----- RECORDED DATA

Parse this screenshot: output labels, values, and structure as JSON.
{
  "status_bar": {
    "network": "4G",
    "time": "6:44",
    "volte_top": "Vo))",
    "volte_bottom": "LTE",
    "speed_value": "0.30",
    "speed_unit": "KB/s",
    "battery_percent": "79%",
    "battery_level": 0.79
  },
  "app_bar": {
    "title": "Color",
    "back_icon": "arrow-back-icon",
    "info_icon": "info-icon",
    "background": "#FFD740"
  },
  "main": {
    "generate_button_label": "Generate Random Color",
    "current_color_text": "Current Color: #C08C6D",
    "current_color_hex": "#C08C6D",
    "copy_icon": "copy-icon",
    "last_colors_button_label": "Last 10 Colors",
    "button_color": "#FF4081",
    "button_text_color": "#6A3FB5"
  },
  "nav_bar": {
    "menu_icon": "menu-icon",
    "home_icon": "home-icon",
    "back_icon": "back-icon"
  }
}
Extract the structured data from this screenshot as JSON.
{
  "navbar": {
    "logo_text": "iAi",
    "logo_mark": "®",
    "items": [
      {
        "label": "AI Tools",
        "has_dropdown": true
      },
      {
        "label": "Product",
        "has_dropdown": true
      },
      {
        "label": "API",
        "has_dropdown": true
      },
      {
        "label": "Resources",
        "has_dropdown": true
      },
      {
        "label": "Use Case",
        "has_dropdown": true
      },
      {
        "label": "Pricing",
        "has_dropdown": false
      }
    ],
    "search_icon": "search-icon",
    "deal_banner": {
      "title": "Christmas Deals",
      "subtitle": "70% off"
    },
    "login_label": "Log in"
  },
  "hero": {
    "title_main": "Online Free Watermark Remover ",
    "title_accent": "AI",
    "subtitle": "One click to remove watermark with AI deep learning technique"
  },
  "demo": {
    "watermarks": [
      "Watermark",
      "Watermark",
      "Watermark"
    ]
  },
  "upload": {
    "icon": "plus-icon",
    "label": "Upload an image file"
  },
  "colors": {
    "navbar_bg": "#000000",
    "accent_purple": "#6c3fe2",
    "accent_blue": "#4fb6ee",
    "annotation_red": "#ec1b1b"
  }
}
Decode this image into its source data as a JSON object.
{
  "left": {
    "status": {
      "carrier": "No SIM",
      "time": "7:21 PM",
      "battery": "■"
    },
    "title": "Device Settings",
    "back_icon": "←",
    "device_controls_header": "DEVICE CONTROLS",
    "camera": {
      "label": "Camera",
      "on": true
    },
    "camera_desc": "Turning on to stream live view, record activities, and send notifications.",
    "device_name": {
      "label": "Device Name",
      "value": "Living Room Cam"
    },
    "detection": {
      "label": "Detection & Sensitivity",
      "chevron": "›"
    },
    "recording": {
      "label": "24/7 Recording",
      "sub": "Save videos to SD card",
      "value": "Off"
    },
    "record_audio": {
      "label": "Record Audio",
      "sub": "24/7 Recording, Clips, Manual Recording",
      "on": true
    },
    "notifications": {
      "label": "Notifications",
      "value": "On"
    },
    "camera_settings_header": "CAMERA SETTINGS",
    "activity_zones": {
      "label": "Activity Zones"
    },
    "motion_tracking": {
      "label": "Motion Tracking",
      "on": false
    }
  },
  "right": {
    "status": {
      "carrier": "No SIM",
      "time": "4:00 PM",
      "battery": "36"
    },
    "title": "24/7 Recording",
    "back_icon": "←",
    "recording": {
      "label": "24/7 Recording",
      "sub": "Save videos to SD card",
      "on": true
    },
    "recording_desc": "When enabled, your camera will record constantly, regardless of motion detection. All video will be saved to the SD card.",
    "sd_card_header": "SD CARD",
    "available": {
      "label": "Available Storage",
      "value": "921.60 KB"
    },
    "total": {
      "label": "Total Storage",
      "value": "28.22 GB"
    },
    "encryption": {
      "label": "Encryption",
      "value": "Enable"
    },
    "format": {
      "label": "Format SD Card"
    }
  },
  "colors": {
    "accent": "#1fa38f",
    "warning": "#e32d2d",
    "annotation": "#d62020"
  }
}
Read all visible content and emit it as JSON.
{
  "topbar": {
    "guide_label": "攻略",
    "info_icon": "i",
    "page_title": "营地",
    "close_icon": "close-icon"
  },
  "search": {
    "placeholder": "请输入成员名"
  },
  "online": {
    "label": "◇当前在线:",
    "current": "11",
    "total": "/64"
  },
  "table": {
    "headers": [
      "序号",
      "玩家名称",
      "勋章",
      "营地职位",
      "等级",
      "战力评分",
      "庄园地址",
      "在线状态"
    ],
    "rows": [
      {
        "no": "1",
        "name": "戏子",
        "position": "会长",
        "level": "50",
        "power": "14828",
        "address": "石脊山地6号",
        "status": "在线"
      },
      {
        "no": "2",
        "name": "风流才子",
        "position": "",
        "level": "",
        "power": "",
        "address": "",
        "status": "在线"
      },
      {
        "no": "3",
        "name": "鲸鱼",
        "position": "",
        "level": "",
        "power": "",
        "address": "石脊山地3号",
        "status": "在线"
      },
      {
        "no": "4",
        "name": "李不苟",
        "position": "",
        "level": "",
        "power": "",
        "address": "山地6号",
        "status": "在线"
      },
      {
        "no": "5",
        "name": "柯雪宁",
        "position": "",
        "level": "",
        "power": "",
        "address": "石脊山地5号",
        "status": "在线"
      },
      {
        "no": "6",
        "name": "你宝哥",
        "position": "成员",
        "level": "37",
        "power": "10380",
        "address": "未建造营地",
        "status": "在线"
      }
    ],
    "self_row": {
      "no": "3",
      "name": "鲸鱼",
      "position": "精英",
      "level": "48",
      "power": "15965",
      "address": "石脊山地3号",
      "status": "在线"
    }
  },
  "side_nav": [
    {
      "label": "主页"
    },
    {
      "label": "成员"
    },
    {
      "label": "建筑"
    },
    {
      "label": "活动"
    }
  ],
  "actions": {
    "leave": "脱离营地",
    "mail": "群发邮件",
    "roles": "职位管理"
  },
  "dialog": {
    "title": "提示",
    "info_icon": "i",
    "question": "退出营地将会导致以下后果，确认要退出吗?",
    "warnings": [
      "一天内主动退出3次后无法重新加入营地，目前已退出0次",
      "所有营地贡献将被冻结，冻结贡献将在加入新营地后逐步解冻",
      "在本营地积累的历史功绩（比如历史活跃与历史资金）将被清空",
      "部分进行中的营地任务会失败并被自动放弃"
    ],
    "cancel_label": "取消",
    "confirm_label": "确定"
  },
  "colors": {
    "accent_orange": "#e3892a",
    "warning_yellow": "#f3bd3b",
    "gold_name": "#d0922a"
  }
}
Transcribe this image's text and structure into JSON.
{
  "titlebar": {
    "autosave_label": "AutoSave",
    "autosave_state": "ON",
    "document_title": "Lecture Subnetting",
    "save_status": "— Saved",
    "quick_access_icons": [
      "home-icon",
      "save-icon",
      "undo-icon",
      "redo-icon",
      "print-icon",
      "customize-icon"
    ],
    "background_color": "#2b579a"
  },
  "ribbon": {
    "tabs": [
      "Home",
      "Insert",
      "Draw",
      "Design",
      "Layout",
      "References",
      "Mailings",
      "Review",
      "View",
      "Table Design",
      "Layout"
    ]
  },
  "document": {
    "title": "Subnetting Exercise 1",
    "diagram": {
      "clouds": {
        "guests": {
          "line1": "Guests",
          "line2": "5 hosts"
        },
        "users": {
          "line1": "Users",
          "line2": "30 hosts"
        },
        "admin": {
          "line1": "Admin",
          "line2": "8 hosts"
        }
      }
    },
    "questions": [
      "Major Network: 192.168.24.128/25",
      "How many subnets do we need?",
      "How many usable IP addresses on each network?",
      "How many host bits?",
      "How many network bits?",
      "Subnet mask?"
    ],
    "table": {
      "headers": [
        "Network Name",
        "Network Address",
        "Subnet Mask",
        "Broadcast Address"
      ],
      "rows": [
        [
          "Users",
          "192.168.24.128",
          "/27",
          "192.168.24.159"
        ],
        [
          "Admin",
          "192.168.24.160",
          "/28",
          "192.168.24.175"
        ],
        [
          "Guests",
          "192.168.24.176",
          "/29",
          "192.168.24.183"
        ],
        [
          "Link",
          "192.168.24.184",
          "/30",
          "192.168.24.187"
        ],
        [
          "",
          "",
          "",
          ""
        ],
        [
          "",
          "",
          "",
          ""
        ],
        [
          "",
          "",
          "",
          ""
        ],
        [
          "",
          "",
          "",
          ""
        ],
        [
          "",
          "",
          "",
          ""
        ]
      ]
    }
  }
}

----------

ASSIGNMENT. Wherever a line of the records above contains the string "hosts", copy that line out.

RESULT OF THIS TASK.
          "line2": "5 hosts"
          "line2": "30 hosts"
          "line2": "8 hosts"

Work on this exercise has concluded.